*** Block opens ***

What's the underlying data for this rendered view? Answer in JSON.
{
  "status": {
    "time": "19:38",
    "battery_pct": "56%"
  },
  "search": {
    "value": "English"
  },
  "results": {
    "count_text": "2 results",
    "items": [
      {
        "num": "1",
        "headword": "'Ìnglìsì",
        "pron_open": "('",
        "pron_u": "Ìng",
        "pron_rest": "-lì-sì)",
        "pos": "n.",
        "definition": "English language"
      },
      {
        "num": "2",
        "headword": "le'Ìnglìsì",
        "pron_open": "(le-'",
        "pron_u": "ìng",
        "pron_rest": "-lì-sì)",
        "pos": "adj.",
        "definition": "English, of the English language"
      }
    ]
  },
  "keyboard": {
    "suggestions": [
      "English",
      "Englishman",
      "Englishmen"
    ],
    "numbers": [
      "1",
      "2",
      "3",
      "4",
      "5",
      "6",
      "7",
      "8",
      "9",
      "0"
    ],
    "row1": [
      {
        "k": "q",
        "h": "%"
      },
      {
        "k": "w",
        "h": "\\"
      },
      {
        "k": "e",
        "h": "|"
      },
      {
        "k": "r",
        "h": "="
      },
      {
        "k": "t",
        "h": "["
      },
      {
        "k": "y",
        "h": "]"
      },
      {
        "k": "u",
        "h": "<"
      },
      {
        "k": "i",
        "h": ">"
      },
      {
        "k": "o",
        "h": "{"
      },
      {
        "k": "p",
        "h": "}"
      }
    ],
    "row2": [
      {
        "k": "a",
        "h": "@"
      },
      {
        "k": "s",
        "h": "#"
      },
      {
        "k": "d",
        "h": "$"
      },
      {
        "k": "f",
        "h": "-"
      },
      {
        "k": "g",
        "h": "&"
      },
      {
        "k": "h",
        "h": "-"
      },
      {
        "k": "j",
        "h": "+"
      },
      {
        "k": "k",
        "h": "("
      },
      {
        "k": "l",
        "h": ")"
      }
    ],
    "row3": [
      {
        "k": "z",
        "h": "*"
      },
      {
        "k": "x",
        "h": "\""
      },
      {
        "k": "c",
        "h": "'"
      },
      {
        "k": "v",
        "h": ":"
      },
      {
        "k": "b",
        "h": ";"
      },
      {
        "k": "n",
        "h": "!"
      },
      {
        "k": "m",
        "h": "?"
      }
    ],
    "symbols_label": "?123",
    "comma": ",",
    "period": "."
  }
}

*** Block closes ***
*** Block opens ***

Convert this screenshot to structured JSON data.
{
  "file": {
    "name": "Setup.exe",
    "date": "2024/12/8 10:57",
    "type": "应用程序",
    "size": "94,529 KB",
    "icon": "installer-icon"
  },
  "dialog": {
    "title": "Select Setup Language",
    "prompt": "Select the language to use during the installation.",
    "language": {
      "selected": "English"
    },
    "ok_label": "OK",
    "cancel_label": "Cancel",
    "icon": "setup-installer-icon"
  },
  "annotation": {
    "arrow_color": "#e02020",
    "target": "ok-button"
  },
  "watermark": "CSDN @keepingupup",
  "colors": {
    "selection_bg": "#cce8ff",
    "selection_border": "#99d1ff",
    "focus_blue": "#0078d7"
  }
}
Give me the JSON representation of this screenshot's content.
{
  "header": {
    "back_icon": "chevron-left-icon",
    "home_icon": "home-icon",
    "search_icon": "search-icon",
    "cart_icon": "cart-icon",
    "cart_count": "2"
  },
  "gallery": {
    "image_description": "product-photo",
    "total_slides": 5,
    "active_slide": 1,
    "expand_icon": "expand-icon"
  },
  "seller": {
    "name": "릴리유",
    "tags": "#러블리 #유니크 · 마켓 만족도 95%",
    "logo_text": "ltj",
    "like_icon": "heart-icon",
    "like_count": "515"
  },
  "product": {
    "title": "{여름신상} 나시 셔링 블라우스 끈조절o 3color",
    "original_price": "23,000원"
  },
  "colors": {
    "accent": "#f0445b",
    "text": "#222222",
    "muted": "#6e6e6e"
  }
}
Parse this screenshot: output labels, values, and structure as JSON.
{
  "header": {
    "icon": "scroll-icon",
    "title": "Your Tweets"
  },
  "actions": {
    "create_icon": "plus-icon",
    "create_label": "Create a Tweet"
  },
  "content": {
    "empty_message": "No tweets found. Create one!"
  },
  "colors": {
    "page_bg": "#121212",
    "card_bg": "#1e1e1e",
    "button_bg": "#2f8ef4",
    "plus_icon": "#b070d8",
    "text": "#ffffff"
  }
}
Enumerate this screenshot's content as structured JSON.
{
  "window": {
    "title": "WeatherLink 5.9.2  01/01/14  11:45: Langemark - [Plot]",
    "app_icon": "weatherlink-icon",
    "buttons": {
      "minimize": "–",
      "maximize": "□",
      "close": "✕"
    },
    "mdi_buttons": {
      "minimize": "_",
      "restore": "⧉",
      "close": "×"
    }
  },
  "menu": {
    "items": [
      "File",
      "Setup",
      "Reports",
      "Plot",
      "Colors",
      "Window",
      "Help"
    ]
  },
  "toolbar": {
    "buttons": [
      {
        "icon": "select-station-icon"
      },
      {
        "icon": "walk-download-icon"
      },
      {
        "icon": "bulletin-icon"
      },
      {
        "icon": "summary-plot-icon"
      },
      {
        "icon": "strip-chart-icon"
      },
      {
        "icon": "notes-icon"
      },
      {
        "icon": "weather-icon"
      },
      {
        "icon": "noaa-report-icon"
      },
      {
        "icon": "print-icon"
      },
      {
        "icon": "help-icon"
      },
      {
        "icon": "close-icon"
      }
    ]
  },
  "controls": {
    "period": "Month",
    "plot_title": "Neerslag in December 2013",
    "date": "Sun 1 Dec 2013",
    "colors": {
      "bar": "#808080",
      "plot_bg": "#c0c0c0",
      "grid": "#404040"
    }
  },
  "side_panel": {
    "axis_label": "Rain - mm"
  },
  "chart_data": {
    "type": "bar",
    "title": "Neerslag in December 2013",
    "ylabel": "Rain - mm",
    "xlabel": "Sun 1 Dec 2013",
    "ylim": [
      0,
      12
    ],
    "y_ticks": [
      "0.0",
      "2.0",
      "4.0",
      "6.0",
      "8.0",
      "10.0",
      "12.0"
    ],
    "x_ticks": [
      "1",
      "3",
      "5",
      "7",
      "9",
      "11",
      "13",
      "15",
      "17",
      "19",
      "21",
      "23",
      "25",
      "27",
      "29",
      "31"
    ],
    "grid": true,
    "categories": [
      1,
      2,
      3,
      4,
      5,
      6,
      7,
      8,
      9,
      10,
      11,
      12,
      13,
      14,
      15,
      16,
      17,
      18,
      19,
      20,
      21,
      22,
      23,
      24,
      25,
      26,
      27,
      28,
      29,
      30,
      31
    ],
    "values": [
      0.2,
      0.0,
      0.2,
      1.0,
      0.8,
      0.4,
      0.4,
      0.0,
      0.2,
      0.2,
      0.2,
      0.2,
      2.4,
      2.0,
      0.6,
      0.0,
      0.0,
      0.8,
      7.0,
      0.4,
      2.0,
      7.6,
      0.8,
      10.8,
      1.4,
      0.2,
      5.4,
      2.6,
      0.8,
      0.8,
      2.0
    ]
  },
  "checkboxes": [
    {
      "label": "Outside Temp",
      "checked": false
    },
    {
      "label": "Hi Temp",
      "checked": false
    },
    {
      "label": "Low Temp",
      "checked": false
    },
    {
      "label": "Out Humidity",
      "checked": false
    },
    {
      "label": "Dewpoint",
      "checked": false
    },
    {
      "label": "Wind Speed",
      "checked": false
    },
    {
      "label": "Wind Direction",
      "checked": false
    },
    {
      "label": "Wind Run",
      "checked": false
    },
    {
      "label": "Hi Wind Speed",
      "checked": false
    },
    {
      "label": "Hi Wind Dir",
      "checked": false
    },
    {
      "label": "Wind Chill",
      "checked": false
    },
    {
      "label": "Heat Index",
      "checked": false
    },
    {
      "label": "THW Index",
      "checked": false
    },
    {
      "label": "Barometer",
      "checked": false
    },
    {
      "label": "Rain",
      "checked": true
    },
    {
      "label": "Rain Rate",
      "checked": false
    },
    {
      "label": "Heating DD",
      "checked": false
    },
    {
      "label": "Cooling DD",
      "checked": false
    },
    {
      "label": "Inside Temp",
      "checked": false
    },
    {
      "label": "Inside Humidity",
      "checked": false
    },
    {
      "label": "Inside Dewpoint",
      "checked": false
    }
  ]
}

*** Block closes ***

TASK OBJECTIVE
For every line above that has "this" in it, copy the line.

ANSWER TO THE PROBLEM
What's the underlying data for this rendered view? Answer in JSON.
Convert this screenshot to structured JSON data.
Give me the JSON representation of this screenshot's content.
Parse this screenshot: output labels, values, and structure as JSON.
Enumerate this screenshot's content as structured JSON.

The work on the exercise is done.